## Problem:
Where does "agents" occur in the listing? Copy every line that holds it.

## Records for this task:
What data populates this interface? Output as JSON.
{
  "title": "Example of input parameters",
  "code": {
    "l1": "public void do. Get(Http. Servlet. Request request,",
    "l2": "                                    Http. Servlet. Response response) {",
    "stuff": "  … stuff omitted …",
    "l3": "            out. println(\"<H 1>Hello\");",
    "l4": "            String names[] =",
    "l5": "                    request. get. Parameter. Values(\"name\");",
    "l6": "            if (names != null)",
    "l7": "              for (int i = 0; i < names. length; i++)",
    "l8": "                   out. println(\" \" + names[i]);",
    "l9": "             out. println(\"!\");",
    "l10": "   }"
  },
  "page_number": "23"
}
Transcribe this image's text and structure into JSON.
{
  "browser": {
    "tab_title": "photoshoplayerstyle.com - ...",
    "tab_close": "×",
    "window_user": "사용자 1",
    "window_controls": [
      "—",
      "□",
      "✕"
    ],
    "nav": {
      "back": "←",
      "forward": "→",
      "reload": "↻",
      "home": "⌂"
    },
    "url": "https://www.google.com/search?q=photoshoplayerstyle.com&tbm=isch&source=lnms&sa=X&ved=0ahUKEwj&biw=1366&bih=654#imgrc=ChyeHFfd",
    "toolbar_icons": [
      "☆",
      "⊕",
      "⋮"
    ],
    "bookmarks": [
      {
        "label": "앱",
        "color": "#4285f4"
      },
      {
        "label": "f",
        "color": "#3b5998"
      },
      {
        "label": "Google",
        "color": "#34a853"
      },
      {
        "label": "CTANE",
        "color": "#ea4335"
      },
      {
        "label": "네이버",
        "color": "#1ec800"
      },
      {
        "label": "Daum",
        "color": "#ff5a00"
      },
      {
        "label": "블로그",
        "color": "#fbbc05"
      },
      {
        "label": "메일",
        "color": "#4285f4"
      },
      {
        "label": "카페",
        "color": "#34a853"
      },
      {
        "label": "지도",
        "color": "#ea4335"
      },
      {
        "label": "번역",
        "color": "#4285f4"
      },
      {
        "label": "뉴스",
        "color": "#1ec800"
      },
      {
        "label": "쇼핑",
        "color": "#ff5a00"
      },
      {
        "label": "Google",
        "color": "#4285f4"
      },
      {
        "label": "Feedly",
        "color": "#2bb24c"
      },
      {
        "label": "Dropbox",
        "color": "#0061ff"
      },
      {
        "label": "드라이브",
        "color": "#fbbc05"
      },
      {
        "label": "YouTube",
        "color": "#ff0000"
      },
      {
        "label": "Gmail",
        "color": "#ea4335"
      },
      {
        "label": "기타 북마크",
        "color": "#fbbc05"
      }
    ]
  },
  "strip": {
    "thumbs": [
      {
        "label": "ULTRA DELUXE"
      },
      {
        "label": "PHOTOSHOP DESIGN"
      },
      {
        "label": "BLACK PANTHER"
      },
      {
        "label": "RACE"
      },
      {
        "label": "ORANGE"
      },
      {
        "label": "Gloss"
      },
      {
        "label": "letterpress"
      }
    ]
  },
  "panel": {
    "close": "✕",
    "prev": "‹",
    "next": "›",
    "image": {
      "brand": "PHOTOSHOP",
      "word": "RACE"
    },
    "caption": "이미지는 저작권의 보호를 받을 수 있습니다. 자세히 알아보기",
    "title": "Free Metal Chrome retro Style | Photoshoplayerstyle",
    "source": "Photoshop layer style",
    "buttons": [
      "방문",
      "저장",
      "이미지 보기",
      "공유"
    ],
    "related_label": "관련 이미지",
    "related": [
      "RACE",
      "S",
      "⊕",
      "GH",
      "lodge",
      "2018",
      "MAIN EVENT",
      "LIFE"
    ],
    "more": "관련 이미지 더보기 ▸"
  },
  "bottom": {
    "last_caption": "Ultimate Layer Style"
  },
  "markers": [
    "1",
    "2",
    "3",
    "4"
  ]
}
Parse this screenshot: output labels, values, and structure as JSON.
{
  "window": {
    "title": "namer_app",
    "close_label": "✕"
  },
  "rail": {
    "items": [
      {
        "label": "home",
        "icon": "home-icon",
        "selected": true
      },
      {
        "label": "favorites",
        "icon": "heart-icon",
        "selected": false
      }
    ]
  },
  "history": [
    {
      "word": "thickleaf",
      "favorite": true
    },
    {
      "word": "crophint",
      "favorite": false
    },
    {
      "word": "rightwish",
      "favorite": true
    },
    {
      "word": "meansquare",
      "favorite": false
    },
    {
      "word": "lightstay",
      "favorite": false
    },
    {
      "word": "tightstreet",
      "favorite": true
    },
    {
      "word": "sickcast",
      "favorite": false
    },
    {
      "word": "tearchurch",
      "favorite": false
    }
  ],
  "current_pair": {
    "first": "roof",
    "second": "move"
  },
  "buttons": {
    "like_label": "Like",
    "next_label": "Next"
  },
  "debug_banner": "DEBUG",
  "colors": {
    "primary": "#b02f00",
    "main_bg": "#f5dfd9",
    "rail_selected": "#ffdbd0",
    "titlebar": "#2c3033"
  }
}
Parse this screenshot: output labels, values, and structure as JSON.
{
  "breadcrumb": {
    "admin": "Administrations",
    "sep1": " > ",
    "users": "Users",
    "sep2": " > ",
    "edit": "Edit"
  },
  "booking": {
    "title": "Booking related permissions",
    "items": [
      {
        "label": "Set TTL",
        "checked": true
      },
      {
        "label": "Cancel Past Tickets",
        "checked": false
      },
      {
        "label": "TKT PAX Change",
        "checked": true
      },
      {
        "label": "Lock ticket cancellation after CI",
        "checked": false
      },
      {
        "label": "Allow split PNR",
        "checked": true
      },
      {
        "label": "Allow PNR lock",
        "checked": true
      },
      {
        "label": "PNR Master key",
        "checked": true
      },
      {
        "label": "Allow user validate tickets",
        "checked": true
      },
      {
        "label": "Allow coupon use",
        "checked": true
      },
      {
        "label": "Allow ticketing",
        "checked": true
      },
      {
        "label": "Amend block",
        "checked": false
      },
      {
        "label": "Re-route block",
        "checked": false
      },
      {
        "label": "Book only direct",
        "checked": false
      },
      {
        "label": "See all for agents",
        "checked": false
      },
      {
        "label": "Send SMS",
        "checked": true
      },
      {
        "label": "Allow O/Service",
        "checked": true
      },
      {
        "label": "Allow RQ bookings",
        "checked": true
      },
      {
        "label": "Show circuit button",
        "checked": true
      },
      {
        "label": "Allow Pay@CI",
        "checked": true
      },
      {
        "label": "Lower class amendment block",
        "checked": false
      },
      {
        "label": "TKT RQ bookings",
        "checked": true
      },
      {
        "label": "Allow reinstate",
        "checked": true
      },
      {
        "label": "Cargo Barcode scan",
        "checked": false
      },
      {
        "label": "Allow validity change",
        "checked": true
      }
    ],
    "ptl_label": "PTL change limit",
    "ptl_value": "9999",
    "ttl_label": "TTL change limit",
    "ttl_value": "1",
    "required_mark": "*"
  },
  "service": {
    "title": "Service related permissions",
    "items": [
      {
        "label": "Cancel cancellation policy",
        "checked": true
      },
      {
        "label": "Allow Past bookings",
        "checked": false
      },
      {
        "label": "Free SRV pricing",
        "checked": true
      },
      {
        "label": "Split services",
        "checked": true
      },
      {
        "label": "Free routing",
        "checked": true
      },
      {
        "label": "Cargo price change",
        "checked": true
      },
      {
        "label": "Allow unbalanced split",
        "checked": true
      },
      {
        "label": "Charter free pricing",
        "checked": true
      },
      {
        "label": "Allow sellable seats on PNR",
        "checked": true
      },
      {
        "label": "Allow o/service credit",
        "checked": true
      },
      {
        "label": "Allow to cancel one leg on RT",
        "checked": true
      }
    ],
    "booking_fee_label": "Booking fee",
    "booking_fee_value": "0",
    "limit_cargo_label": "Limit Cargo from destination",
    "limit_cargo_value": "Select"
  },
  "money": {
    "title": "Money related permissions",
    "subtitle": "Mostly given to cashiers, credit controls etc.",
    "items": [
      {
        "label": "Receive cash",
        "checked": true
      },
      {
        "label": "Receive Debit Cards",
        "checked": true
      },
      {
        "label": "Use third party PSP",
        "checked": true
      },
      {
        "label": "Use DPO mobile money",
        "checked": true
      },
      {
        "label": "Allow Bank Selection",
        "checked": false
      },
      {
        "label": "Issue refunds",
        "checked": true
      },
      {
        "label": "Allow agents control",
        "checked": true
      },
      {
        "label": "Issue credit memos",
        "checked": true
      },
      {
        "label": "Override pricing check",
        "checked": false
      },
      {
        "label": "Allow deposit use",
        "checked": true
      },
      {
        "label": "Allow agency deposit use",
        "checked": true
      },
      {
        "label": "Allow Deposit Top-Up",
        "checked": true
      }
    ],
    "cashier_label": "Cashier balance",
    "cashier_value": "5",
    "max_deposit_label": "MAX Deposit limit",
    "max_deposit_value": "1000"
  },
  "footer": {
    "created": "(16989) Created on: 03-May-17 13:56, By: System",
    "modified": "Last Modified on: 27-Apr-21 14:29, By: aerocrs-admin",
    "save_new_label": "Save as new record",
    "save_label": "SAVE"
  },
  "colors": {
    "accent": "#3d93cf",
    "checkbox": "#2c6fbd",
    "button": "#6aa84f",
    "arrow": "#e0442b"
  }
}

## Answer to this exercise:
        "label": "See all for agents",
        "label": "Allow agents control",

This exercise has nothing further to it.